Yes, but let me tell you what I’m most proud of—we developed this out of nothing! We did it organically. We grew with our guests. What’s fun is that I have people who come up to me and say, “I was here 30 years ago when it was a budget hotel and now I’m coming here with my kids.” So yes, we’ve developed from a budget space all the way up to a design- and cultural-driven hotel, but—and this is critical—the intention has stayed the same.
Amsterdam is a tiny metropole, so everything is in walking and biking distance. We are exactly on the edge of the city center and Oosterpark. Thirty years ago, when I started, Amsterdam felt smaller, people didn’t come out here. Now they do. Now distances don’t matter. And many younger people have moved to the east and are growing the area, with a lot of shops opening up. This park setting is important as it is so peaceful yet it abuts the city center. Our neighborhood is also rich in diversity, and thus quite vibrant.
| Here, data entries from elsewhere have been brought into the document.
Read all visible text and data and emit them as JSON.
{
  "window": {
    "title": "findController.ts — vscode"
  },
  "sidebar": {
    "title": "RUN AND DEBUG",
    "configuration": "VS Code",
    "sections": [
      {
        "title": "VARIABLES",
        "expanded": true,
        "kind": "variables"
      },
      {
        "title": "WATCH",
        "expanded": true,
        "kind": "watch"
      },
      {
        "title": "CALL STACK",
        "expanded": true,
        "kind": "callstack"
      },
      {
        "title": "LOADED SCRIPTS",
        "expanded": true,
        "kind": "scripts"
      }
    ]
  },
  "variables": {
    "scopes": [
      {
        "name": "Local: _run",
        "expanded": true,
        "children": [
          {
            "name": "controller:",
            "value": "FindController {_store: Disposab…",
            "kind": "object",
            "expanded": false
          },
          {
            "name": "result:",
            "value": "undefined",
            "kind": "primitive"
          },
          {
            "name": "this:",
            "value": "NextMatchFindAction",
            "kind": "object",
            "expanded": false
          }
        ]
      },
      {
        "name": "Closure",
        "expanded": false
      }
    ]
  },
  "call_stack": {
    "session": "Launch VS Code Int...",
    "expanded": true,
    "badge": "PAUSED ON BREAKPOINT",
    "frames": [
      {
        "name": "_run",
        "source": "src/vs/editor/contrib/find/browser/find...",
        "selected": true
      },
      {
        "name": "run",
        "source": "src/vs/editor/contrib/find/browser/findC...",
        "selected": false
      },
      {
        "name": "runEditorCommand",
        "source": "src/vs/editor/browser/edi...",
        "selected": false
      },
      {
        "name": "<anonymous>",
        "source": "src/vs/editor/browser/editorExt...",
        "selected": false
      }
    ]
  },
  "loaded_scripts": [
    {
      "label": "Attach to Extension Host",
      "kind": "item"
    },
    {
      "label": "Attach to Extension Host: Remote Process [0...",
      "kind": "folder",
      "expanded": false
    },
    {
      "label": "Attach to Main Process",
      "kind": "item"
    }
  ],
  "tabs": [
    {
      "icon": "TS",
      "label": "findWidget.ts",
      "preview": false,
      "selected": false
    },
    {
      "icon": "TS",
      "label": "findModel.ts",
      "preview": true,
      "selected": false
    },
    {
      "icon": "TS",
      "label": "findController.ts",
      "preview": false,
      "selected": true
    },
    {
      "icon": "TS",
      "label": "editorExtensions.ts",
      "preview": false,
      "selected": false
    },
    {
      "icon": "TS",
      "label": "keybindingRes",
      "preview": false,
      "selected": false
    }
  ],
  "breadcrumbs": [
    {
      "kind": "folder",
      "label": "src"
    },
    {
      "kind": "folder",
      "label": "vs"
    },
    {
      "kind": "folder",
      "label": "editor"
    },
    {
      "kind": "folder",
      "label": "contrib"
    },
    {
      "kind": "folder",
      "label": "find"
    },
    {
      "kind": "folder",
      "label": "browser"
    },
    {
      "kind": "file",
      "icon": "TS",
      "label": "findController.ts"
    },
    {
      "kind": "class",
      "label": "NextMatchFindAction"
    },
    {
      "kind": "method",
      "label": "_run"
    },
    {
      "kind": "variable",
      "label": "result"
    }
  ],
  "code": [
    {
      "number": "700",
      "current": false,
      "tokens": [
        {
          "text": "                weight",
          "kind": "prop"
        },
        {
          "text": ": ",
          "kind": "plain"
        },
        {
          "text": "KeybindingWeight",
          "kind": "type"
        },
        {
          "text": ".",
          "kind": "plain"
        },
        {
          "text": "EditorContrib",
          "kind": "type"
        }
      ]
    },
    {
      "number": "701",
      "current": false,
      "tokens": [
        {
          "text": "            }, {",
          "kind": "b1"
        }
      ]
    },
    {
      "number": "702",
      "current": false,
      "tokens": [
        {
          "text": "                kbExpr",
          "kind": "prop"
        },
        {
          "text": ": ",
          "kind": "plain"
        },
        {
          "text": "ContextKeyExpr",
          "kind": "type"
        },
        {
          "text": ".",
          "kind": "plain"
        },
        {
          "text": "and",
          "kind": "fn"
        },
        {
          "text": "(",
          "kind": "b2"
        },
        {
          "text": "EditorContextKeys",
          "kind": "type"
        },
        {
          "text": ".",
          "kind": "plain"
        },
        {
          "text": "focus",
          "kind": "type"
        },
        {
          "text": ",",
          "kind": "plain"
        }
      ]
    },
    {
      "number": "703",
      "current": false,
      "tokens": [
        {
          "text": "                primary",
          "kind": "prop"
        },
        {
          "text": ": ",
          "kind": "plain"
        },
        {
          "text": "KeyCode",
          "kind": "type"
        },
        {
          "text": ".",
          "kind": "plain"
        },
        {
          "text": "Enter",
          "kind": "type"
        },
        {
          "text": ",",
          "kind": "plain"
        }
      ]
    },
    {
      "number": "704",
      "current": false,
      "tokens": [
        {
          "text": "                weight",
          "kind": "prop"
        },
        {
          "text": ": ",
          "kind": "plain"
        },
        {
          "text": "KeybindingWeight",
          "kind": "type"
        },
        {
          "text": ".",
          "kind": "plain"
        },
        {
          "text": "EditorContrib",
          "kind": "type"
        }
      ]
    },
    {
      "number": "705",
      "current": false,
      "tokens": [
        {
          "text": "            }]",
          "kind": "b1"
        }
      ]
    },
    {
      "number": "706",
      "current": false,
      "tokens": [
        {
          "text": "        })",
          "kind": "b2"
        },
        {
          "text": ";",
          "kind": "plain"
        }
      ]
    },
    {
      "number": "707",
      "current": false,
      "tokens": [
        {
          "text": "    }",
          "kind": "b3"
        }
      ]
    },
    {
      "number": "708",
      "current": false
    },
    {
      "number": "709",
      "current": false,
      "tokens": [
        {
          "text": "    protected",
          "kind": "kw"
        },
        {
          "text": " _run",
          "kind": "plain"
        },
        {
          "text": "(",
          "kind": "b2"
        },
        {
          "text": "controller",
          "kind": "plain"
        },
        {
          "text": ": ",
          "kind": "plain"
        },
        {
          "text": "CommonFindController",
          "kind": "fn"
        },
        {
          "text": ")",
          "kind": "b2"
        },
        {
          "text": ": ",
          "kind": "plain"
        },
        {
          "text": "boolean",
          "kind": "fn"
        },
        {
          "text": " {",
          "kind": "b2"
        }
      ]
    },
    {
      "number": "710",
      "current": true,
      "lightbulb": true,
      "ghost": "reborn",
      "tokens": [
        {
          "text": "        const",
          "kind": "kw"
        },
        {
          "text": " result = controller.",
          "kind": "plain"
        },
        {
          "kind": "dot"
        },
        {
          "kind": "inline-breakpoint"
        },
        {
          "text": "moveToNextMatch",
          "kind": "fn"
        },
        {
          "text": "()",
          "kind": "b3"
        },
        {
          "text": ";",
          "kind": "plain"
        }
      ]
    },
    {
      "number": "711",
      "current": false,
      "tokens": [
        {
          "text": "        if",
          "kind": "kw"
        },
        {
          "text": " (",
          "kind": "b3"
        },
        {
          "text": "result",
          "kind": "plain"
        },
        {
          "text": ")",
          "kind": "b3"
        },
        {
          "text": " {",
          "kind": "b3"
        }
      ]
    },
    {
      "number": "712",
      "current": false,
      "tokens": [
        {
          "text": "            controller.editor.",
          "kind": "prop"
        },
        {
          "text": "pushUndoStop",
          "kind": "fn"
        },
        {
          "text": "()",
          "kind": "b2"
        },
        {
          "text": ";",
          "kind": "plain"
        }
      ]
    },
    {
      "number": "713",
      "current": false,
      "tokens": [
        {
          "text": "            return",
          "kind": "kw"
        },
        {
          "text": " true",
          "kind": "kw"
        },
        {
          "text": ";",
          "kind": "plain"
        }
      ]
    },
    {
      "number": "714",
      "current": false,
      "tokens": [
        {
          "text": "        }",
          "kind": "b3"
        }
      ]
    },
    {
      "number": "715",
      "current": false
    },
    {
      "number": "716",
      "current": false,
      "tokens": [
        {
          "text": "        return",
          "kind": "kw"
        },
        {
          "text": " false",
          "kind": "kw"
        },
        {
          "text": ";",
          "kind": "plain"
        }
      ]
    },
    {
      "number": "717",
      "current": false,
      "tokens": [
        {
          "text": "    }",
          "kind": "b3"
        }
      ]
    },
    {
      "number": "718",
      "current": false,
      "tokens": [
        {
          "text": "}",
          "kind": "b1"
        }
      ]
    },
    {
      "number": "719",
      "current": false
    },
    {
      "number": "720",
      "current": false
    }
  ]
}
Yes, we still have club nights and concerts at the hotel, and I curate exhibitions here, among many other creative initiatives. With the concerts and shows, the target audience is 30 to 40 years old. Because I’m a bit older now (he laughs), I have people advise me on which acts are “happening” at the moment. And if an act connects with the identity of the hotel, then we bring them in—we want the hotel guests to feel welcome, too, of course.
There are some really great Dutch bands and singer/songwriters now who I would love to combine with international talents and well-known artists. For example, Kensington or Chef’s Special from Amsterdam meets the international star Adele in our beautiful chapel.
It’s true I’ve developed a lot of businesses, but I’ve also sold most of them. But this building—the one I’ve turned into Hotel Arena—I’ve kept. Everyone thought I’d sell it, but I just couldn’t. My heart is here. This is the project of my life.